Shoreline-area police departments come together to hold diaper drive

Police officials from Clinton, Guilford, madison and Branford are picturd with staff from Bare Necessities showing off the donations from 2019’s diaper drive.

Last year, several local police departments worked together to collect a whopping 25,000 diapers for families in need, according to Madison police Capt. Joseph Race.

This year, with six local departments and one state police troop participating, they’re trying to beat that number, Race said, adding that police also are collecting wipes.

Police in East Haven, Clinton, Guilford, North Branford, Branford and Madison, as well as Connecticut State Police Troop F, will be collecting donations Feb. 1-15, according to a flyer posted to the North Branford Police Department’s Facebook page. Those who wish to contribute can bring items to any of the participating police stations.

Diaper sizes four to six are most needed, the flyer said, adding that monetary and Amazon wishlist donations also are welcome.

The departments work in conjunction with Bare Necessities, a nonprofit diaper bank in Clinton that serves the Shoreline. While one in three babies have a need for diapers, food stamps cannot be used to purchase them, according to the organization’s website.

Tina Bascom, president of Bare Necessities, said she and her business partner founded the organization in 2015 after a woman approached them at a food pantry in Clinton and asked where she could find diapers for her 9-month-old. After doing some research, Bascom realized there were no diaper banks between Branford and New London.

Now, Bare Necessities provides diapers each month to 375 babies between Branford and Old Saybrook, according to Bascom, who said the organization uses different agencies across town to distribute the items.

“People don’t really know about diaper needs,” she said. Not only is the police department diaper drive the organization’s biggest fundraiser, but it also helps raise awareness about the issue along the Shoreline, Bascom said.

“It’s a need we weren’t even aware of until Bare Necessities brought it to our attention,” said Race, adding that families who cannot obtain diapers may have difficulty sending their children to daycare and, in turn, holding a job.

Race said he hopes the department’s efforts will help families in need.

The Madison Police Department has participated in the diaper drive for several years running, according to Race.

In Guilford, it’s the department’s third year helping with the drive, police Chief Jeffrey Hutchinson said.

“We’re happy to participate,” Hutchinson said. “It’s another opportunity for us to basically help the community.”

Hutchinson noted how expensive it is for families to buy diapers, wipes and baby formula.

“I don’t think people realize how taxing it is for parents,” he said, adding that the drive receives a great community response every year.

Two departments, East Haven and North Branford, are new to the team.

Chief Kevin Halloran, who, after years of serving as Branford’s top cop, became chief in North Branford last year, has been participating in the drive since its inception, according to Deputy Chief James Lovelace, who said Halloran brought the idea to his new department.

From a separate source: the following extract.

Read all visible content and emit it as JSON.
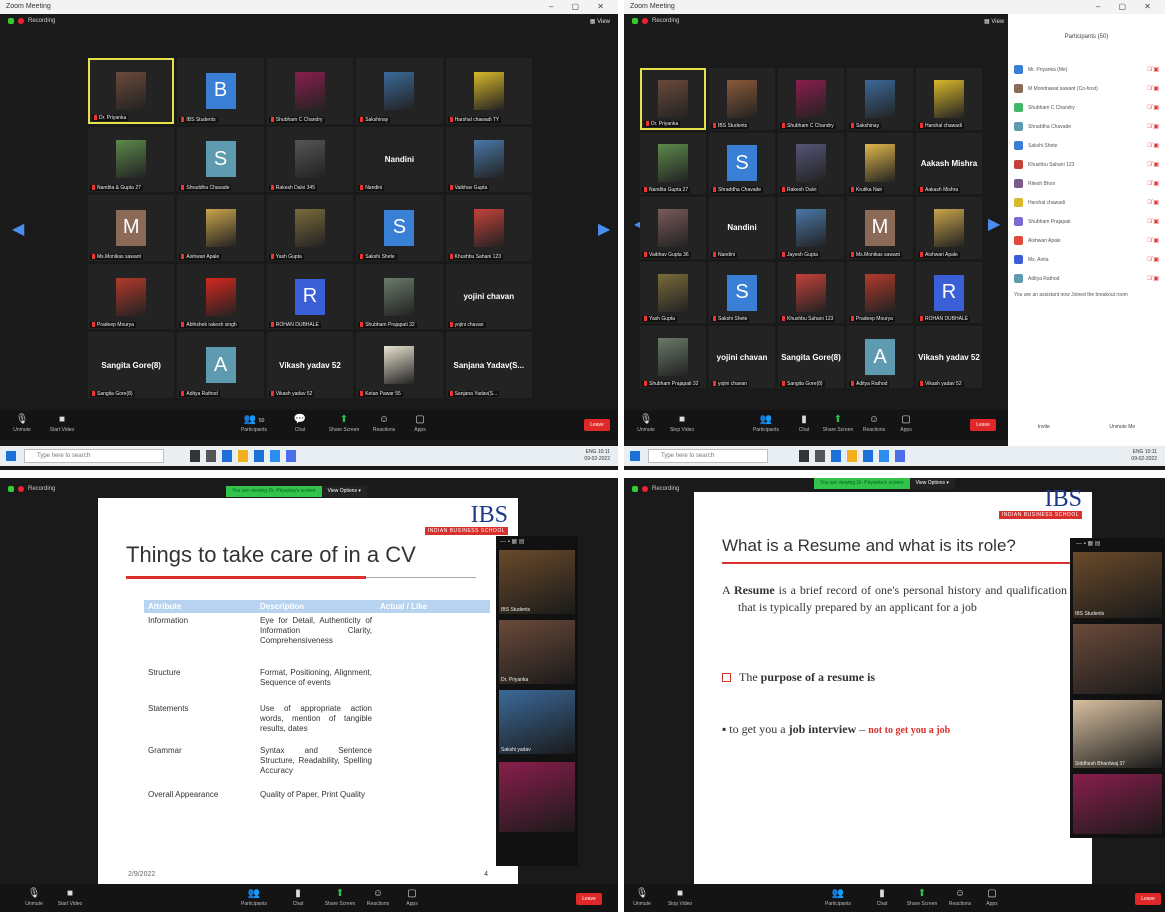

“It’s another way to help out the community,” Lovelace said.

For more information on the drive, call 203-928-7558. Open packages of diapers are accepted, according to Race.

Connecticut Media Group